Nevertheless, it remains true that many engineers choose to stay steadfastly in Manhattan. “Manhattan still has the proximity advantage. Almost all of the production companies, ad agencies, and corporate content people are still there,” argues Towbin, who records both in Manhattan in the Film Building and edits and post produces at home. “The studio scene in Williamsburg has been happening for fifteen years or more,” he adds, “and, for better or worse, it’s one of the ‘coolest’ places to work now.” The passion is there, whether newbie or pioneer, analog or digital gear, new room (architect designed) or old room (converted space). Pool speaks for his proud peers when he says of his space, “It is a temple of sound with all the romance and commitment that are implied in those words.” He expresses the drive and dedication it takes to set up and survive spectacularly well: “You have to put everything you have into this business. It has to be an all-consuming obsession.
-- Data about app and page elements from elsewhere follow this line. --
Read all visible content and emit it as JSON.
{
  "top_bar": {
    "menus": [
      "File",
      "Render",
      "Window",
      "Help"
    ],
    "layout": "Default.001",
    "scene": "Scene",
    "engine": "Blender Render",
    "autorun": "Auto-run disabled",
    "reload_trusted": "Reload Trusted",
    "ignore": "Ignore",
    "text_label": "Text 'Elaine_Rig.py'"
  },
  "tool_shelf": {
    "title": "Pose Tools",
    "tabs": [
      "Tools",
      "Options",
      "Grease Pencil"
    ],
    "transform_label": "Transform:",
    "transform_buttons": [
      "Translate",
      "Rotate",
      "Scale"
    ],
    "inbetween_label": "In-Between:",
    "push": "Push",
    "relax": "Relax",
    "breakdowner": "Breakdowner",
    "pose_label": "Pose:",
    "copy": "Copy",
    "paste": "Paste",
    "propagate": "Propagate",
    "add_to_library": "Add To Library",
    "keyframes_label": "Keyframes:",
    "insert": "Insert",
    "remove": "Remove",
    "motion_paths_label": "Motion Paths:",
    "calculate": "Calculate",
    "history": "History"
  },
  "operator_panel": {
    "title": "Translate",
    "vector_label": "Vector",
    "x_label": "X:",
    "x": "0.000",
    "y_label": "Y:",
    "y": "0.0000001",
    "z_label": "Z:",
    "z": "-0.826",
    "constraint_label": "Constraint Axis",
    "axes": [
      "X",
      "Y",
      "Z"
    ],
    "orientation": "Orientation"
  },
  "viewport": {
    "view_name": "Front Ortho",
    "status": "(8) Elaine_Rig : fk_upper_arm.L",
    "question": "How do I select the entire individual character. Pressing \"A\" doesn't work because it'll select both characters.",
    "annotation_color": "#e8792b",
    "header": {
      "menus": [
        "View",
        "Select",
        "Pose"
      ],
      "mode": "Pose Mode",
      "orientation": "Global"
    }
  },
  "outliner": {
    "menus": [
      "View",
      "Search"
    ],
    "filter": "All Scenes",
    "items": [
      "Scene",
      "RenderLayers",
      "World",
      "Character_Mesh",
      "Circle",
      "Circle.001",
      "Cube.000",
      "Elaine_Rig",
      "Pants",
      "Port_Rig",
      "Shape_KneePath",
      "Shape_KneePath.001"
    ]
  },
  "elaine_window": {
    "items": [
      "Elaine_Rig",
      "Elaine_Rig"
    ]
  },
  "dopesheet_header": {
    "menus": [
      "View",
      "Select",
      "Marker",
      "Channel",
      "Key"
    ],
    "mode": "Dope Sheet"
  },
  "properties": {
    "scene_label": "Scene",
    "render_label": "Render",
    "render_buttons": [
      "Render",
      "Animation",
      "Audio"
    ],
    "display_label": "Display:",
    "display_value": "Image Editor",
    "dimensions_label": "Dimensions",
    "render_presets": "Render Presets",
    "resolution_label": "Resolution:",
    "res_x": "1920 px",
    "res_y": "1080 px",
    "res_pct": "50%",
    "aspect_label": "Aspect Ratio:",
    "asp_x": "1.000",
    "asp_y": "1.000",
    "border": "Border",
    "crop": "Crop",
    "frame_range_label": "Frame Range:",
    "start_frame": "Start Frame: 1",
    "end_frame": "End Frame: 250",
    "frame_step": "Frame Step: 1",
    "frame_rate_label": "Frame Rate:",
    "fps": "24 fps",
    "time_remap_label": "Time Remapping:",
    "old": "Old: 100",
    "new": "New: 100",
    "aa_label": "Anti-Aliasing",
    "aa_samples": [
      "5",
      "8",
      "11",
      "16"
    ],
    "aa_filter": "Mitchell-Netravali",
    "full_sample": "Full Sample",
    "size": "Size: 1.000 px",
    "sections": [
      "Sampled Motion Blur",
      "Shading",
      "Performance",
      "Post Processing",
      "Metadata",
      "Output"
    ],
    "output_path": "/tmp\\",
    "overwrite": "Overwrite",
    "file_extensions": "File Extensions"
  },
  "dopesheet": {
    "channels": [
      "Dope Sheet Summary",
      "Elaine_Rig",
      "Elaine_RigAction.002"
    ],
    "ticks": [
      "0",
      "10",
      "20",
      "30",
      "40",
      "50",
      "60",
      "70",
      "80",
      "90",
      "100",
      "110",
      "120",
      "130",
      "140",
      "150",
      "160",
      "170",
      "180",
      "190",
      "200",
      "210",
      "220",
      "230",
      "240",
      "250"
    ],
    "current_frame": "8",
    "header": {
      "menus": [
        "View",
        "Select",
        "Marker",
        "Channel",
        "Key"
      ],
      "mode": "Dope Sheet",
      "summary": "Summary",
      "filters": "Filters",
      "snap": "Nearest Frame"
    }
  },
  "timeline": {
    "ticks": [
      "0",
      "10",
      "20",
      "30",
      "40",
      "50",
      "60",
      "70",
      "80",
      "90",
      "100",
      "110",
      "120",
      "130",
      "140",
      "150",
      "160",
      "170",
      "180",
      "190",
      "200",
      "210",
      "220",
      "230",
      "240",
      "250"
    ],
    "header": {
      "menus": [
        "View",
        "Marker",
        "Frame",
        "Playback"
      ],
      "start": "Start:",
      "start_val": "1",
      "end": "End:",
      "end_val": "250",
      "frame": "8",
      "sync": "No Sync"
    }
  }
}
A burning headache of throbbing pain that will only relent when you are at your rig creating, because you are fish and this is your only water, and without it you would die.”
Judith Kampfner is a radio producer and writer based in NYC. http://www.judithkampfner.com/
Studios interviewed for this article:
Carousel Recording, Joe McGinty
Able Mobile Recording Lab, Jay Sherman-Godfrey
Studio G Brooklyn, Joel Hamilton
Maze Studios, Allen Towbin
Creamery Studio, Jacob Plasse
Grand Street Recording, Ken Rich
Timeless Mastering, Heba Kadry
Excello Recording, Hugh Pool
Steve Silverstein, jokingly refers to it as SteveCo Worldwide
shares space w/ Carousel Recording and Able Mobile Recording
Salt Mastering, Paul Gold
Bunker Studio, John Davis and Aaron Nevezie
Back to top